Let us sing a song of praise to . . . the Irishry

. . . to a deep empathy of strong ethical character

It’s the season of goodwill, so let’s attempt it.

That honest Staffordshire man Dr Samuel Johnson once said "the Irish are a fair people: they never speak well of one another".

I propose, here, to do otherwise. I wish to speak well of our own. That so many of the praiseworthy belong to the Catholic Church and the Garda, two of our most beleaguered institutions, is also a reminder. We have become so accustomed to betrayal by those who chose to serve us it can be necessary to remember this is not the norm; that the gross behaviour of a few cannot be allowed obscure the dedication of so many.

Last month I reported on President Michael D Higgins's visit to Africa.

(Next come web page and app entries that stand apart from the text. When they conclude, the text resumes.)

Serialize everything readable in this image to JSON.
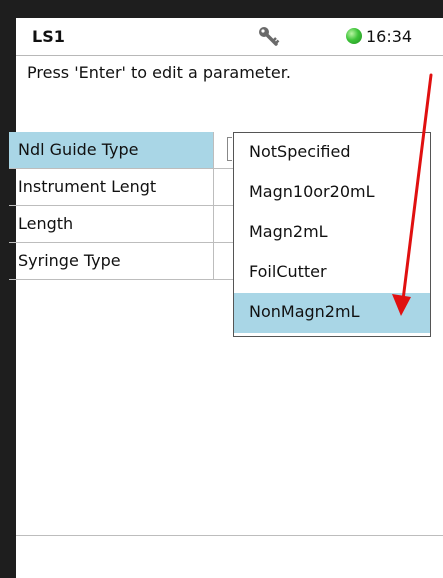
{
  "header": {
    "title": "LS1",
    "time": "16:34",
    "key_icon": "key-icon",
    "status_icon": "status-led-green"
  },
  "message": "Press 'Enter' to edit a parameter.",
  "parameters": [
    {
      "label": "Ndl Guide Type",
      "selected": true
    },
    {
      "label": "Instrument Lengt",
      "selected": false
    },
    {
      "label": "Length",
      "selected": false
    },
    {
      "label": "Syringe Type",
      "selected": false
    }
  ],
  "dropdown": {
    "options": [
      "NotSpecified",
      "Magn10or20mL",
      "Magn2mL",
      "FoilCutter",
      "NonMagn2mL"
    ],
    "highlighted": "NonMagn2mL"
  },
  "colors": {
    "selection": "#a9d6e6",
    "arrow": "#e01010",
    "led": "#3fc43a"
  }
}
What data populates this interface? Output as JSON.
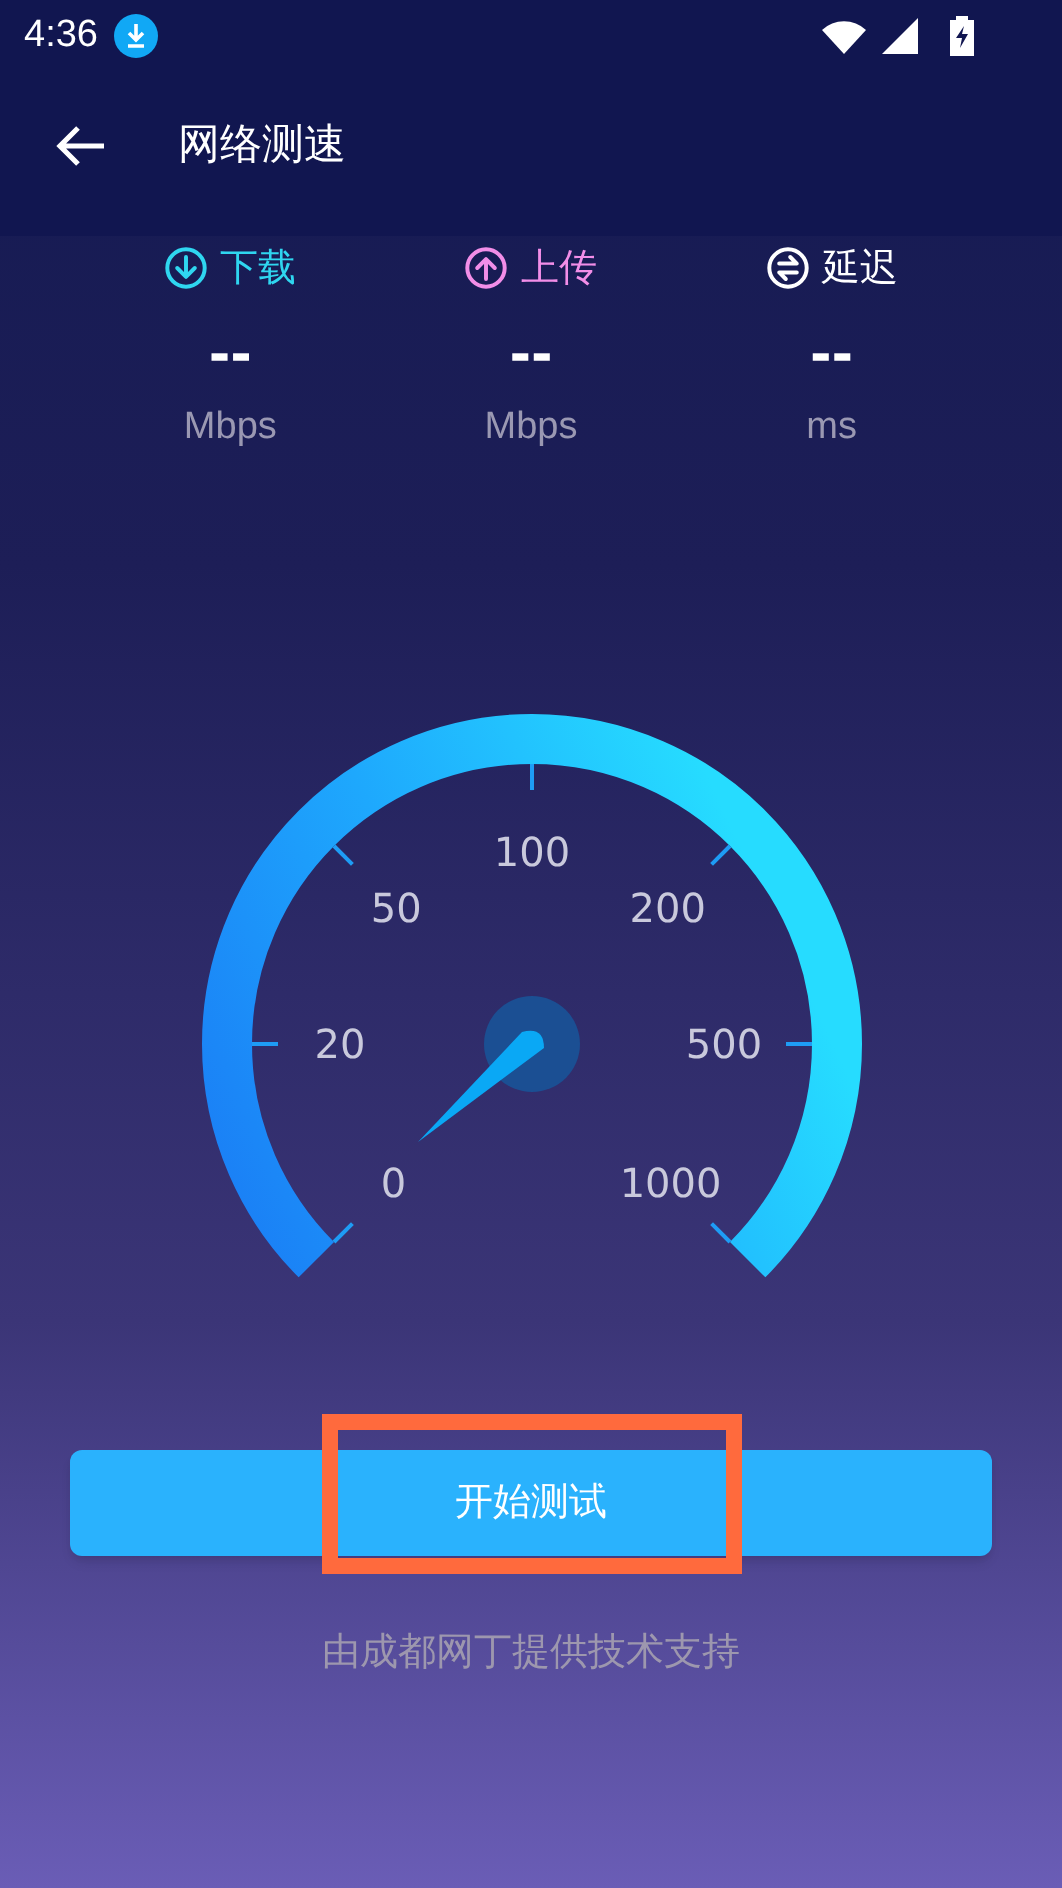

For this occasionally jaundiced Irishman it was a heartening experience. So much of the best in our people is daily experience there. Meeting Irish missionaries and compatriots with NGOs felt like a rejuvenation.


There was Kiltegan priest Fr Gus Frawley from Clare. He has been in Malawi 44 years, since he was expelled from Biafra in 1970. And Sister of Charity Imelda O'Brien, who has been in Malawi two years, after 33 years in Zambia and nine years in Nigeria.

Irish missionaries

They were among six Irish missionaries who have spent their adult lives in Africa honoured at a dinner in Milawi attended by Mr Higgins, his wife, Sabina, and hosted by Ambassador Áine Hearns.

Days beforehand in Ethiopia, the President and Sabina visited an eye clinic in Mekele run by the Daughters of Charity and sponsored by Trócaire. Sr Margaret Coyne, sister of Sabina, worked there for 23 years.

The following week at Soweto's Regina Mundi Catholic Church in South Africa both heard eight Irish nuns speak passionately about the need for more education. Among them was Sr Frances Sheehy from Limerick, in South Africa 43 years.

Then the next generation of Irish with the NGOs who, too, have chosen to spend much of their adult lives in some of the most inhospitable places on Earth helping some of its most unfortunate. Such as the indefatigable Mary T Murphy from Cork and Louth man John Rhynne, who help run Goal's Tierkidi refugee camp in Ethiopia's Gambella province. And Mike McDonagh, who co-ordinates UN humanitarian assistance in Ethiopia, there since 1983. And all those Irish with Trócaire, Concern, the Irish Rule of Law group in Malawi, Gorta Self-Help Africa, World Vision, Irish Aid itself. The sincerity and commitment was compelling. Who would believe it in an age such as this?

Empathy put into action In Ethiopia's Addis Ababa, Mr Higgins said of them all, missionaries and NGOs alike: "To me they represent an 'Irishness' to which all of us should aspire, motivated by a deep empathy put into action and a strong ethical character." He might also have been talking about his own security detail

. Det Insp Kevin Ring and his men and women were unobtrusive, professional, courteous, friendly and sociable. They presented a positive image of the Garda and our country. The US secret service might learn from them. Lots of grace, whatever the pressure.

One among them, Det Garda Bryan Teahan, became something of a ministering angel (his colleagues will love that!) to many on the trip as his skills as a paramedic were called on frequently to assist those who succumbed to bugs and "live streaming" of a more traditional kind.

Then there were the Áras an Uachtaráin and Department of Foreign Affairs staff from Dublin and local Embassies. Meticulous in attention to detail they executed a thoroughly well-planned itinerary.

Though I do owe an apology to one hard-working third secretary who didn’t know what to make of my references to his beloved department as “. . . sweet FA”. It was a compliment. Sorry Ross.

Yes, it really feels great to be Irish. Happy Christmas to one and all. (Normal hostilities resume in 2015!)

Patsy McGarry is Religious Affairs Correspondent